7 factors influence clients’ communication channels preference
Today, clients have such a wide choice of channels to communicate with their favorite banks that their customer experience has become extremely rich and varied. Our research found that clients choose how to contact their clients depending on seven distinct factors:
Availability: It is possible to withdraw cash from an ATM, but not from a mobile application.
Pricing: Clients are always attracted by cheaper solutions, sometimes even at the expense of convenience.
Convenience: If the branch is too distant, crowded or difficult to access, customers will turn to other channels.
Criticality: Depositing a check might be critical for a client, and he will select the most reliable channel to do it, probably a branch.
Required advise: Some operations are very repetitive and do not require any advice after several iterations.
Available time: A busy executive will choose a digital channel rather than spending his time in a branch.
Emergency: It is very difficult to beat mobile speed of access and execution (unless there’s a branch just next door).
Because the combination of the above factors constantly evolve, customers may choose alternatively between all distribution channels proposed by their bank. However, changing channels should not alter the customer experience. An account balance, for example, is expected to show the exact same amount whether it is retrieved in a branch, on the Internet or at an ATM.
All these reasons justify building a global distribution strategy including all channels to increase their complementarity.
“Digital channels cannot be developed separately from the physical network”
A good starting point is to determine use cases for all clients based on the above factors. This is what we can call the “customer journey” for each segment. It allows us to envision how clients interact with their favorite bank and to identify their main pain points. Once this first step is completed, the bank can build its distribution strategy based on how it wants to direct its clients, using target use patterns for each channel. For example, there is no reason to develop a feature or service on all channels if it does not correspond to any use case scenarios.
When we look closer at the above factors, we can easily conclude that banks completely determine availability and pricing, and greatly influence convenience – they are the main components of the distribution strategy. The other factors depend entirely on clients’ appreciation and learning curve. As the banks have no control over these factors, they are often neglected, which partly explains why clients do not adopt a new channel as quick as their bank forecasts; this is called inertia. For example, the willingness and capacity of clients to learn a new process is often overestimated.

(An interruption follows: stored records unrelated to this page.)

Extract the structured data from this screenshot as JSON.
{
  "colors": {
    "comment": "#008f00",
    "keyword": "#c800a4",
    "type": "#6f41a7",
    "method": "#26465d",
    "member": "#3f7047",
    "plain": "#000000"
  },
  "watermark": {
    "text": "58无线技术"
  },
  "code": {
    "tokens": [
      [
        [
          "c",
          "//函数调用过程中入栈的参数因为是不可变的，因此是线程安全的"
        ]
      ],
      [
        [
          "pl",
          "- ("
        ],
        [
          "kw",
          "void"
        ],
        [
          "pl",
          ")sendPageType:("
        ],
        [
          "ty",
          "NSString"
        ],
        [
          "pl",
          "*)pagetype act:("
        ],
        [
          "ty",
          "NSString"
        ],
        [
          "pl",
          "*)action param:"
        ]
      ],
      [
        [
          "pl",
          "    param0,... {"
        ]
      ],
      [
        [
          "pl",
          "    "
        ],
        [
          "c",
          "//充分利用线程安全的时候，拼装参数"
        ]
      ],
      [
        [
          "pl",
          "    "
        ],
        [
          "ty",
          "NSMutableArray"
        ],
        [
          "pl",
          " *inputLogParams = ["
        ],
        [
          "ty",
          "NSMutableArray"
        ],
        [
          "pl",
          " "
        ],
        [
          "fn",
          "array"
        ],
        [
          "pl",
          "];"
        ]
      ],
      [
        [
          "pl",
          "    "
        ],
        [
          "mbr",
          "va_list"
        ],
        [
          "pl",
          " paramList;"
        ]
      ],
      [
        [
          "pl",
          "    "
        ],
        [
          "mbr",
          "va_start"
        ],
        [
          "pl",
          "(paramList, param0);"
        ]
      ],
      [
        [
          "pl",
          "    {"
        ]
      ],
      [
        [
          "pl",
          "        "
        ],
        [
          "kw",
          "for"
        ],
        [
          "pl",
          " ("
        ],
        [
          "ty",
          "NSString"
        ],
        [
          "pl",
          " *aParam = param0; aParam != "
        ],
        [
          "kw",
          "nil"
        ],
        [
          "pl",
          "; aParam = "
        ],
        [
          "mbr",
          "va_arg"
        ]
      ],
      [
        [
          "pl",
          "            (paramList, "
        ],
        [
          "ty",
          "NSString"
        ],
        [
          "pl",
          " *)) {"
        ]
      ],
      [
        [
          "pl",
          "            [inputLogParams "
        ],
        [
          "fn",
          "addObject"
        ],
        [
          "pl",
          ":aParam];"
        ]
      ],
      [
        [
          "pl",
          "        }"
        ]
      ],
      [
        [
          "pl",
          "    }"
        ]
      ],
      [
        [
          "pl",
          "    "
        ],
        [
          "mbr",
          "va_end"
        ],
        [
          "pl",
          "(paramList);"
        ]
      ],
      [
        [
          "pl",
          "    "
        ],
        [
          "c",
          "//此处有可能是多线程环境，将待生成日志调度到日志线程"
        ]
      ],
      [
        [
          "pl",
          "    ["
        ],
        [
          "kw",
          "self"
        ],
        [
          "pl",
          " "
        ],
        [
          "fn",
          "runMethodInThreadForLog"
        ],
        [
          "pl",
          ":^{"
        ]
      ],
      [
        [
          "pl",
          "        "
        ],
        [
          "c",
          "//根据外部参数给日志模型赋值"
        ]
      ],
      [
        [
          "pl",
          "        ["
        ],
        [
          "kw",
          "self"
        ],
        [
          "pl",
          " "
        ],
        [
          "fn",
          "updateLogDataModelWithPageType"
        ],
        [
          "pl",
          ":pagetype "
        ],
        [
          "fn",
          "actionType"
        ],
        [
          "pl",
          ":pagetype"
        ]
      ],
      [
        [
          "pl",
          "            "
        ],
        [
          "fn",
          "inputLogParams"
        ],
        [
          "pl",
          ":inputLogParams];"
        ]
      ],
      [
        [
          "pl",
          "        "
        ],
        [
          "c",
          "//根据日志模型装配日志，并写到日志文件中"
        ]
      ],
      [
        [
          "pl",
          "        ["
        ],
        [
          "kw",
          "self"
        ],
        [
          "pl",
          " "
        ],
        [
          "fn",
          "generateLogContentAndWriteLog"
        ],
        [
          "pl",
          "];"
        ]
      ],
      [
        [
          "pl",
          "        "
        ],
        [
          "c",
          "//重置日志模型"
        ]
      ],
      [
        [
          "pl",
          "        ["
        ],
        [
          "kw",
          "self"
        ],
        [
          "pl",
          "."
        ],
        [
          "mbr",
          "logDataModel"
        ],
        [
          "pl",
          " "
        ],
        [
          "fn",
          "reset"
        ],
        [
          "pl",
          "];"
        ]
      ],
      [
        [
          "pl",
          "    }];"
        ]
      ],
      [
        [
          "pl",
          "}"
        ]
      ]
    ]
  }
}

Other factors, such as delays and required investment, are of course considered in the distribution strategy. This means that management might decide not to offer a bunch of digital features even if they are solicited by clients. In this case, at Stratexis, we propose a degradant solution and wait until adoption is high enough to justify investing in a full solution.
Example of new branch model based on design thinking
Using use case scenarios to explain management decisions to employees can be very powerful in overcoming their resistance to change by putting them in clients’ shoes. It gives the commercial workforce room to increase their productivity and value to customers.
This approach called design thinking presentsmany benefits:
configuring distribution to be truly client-centric
focusing on how to resolve clients’ pain points
avoiding unnecessary investment
forecasting results more accurately
providing visibility and guidance for decision-making
fostering adoption by both clients and employees
The winning strategy is a combination of face to face and digital banking
New models for branches
Based on our experience in assisting banks in 13 countries, at Stratexis we can confirm the following:
New models of physical distribution such as agile branches, mobile workforce self-service areas, and information booths in airports and train stations should be developed. They can be more convenient to specific demographics or geographical areas than traditional branches or ATMs.
Client adoption starts by ensuring employee adoption. A convinced employee will be able to sell digital services much easier.
Learning to use a new channel usually takes longer than expected because of elements of inertia.
ATM features that do not involve cash can be used as a transition to educate clients and accompany them to use digital channels. Investing in intelligent ATMs can be beneficial if it remains limited and if these ATMs are rotated across the network to serve different clients.
Call centers and social media offer interesting use cases that are widely misused.
Branches can be leveraged to educate clients about digital banking
To sum up, an effective distribution strategy needs to be built with all channels included, from design to implementation. More than ever, the core of any distribution strategy has become the customer experience.